AU - Oto, Ippei

AU - Yoshikawa, Takahisa

AU - Kojima, Kenji

AU - Murai, Shinji

AU - Hasegawa, Hirotoshi

AU - Kitagawa, Yuko

PY - 2017/11/1

Y1 - 2017/11/1

N2 - A man aged 66 years presented with pneumaturia as a major complaint. Cancer of the sigmoid colon with infiltration to the urinary bladder was diagnosed and the patient underwent colectomy of the sigmoid colon and partial cystectomy of the bladder in May 2015. Histopathologic examinations revealed pT4b, Si(bladder), pN(-), cM0, fStage II . Because intestinal sub-obstruction and lymphatic invasion were present, CapeOX was administered as an adjunctive chemotherapy for the high-risk Stage II cancer. Because Grade 2 peripheral neuropathy appeared as a side effect, the dose was decreased to 80% from the 3 cycle. After the 7 cycle, cough and disturbed breathing appeared. The chest CT scans did not reveal drug-induced interstitial pneumonia, but indicated an elevated right diaphragm and zosteroid changes in the medial lobe of the right lung due to discoid atelectatic condition. The Grade 1 respiratory symptoms were mild, and the lung field was considered to exhibit no problems. Thus, the 8 cycle was administered. The symptoms disappeared after about 2 weeks following completion of oral administration of capecitabine. The diaphragm also recovered to its original height. In the attached document, the frequency is unknown and "dyspnea" is written for L-OHP and capecitabine, respectively. It is unknown whether phrenic nerve paralysis occurs. However, because other organic lesions were absent and the symptoms appeared during chemotherapy, the possibility is not deniable. At present, 2 years postoperatively, recurrent lesions in the mediastinum and recurrent respiratory difficulties are absent. Generally, although phrenic nerve paralysis is not considered to be a specific side effect, it was considered that for respiratory difficulties, CT reveals not only the affected condition in the lung fields, but is also useful for detection.
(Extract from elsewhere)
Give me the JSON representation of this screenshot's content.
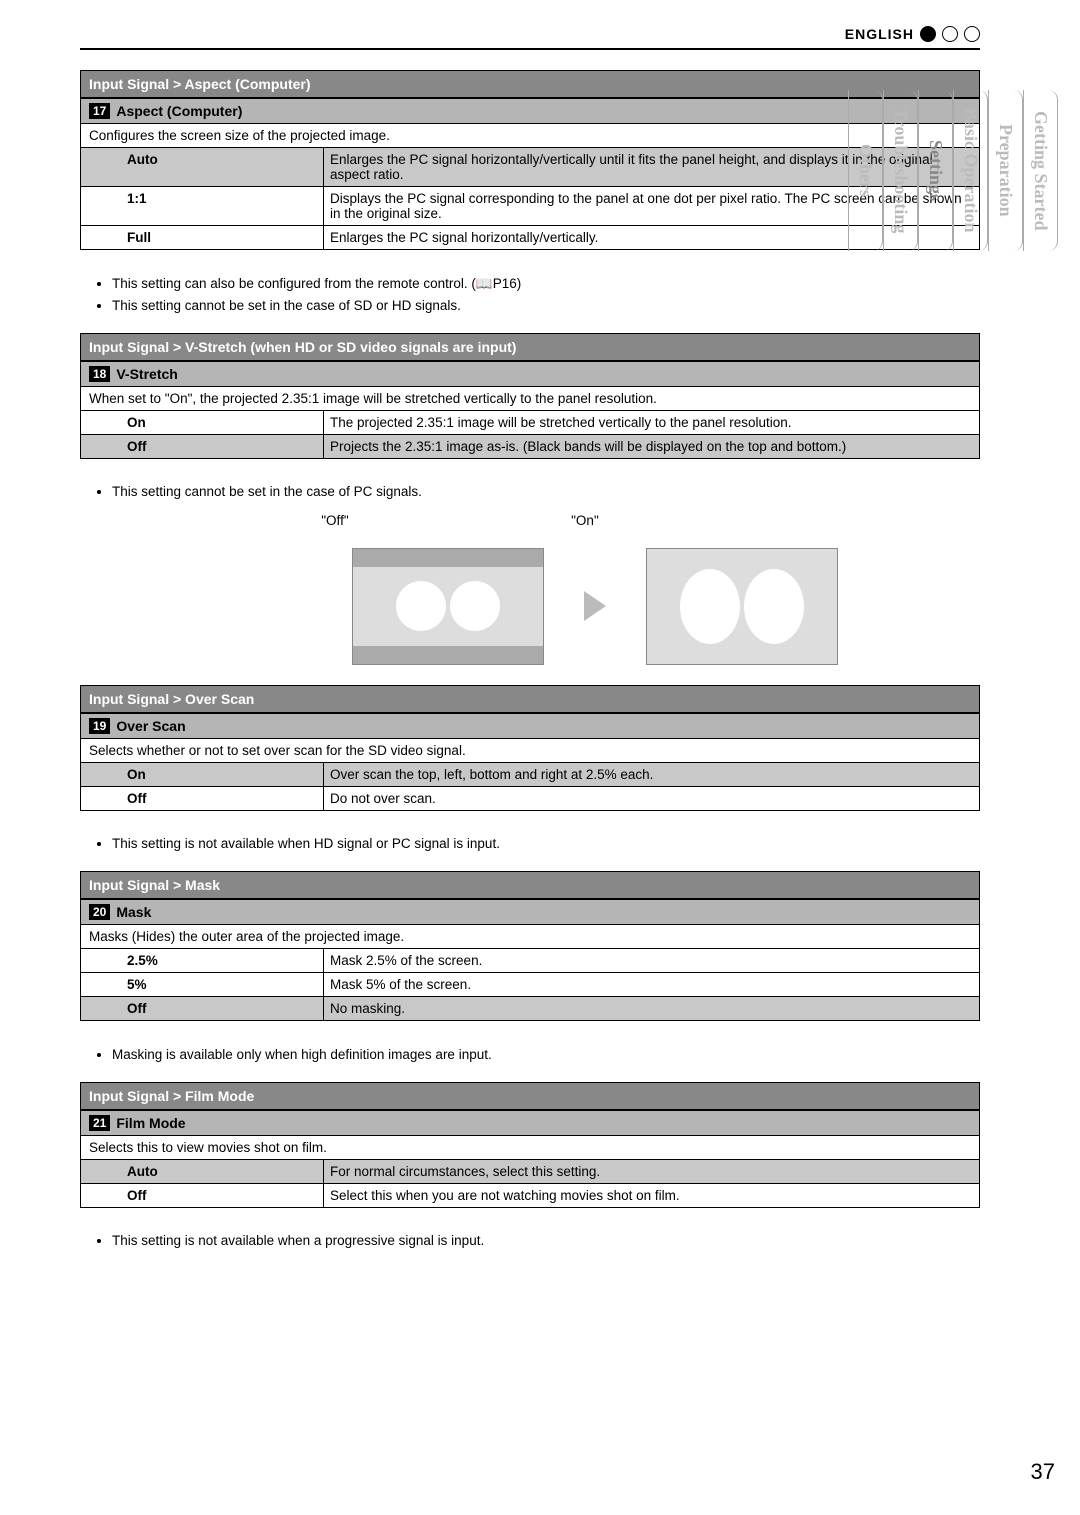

AB - A man aged 66 years presented with pneumaturia as a major complaint. Cancer of the sigmoid colon with infiltration to the urinary bladder was diagnosed and the patient underwent colectomy of the sigmoid colon and partial cystectomy of the bladder in May 2015. Histopathologic examinations revealed pT4b, Si(bladder), pN(-), cM0, fStage II . Because intestinal sub-obstruction and lymphatic invasion were present, CapeOX was administered as an adjunctive chemotherapy for the high-risk Stage II cancer. Because Grade 2 peripheral neuropathy appeared as a side effect, the dose was decreased to 80% from the 3 cycle. After the 7 cycle, cough and disturbed breathing appeared. The chest CT scans did not reveal drug-induced interstitial pneumonia, but indicated an elevated right diaphragm and zosteroid changes in the medial lobe of the right lung due to discoid atelectatic condition. The Grade 1 respiratory symptoms were mild, and the lung field was considered to exhibit no problems. Thus, the 8 cycle was administered. The symptoms disappeared after about 2 weeks following completion of oral administration of capecitabine. The diaphragm also recovered to its original height. In the attached document, the frequency is unknown and "dyspnea" is written for L-OHP and capecitabine, respectively. It is unknown whether phrenic nerve paralysis occurs. However, because other organic lesions were absent and the symptoms appeared during chemotherapy, the possibility is not deniable. At present, 2 years postoperatively, recurrent lesions in the mediastinum and recurrent respiratory difficulties are absent. Generally, although phrenic nerve paralysis is not considered to be a specific side effect, it was considered that for respiratory difficulties, CT reveals not only the affected condition in the lung fields, but is also useful for detection.

UR - http://www.scopus.com/inward/record.url?scp=85046476803&partnerID=8YFLogxK

UR - http://www.scopus.com/inward/citedby.url?scp=85046476803&partnerID=8YFLogxK

M3 - Article

C2 - 29394819

AN - SCOPUS:85046476803

VL - 44

SP - 1916

EP - 1918

JO - Japanese Journal of Cancer and Chemotherapy

JF - Japanese Journal of Cancer and Chemotherapy

SN - 0385-0684

IS - 12

ER -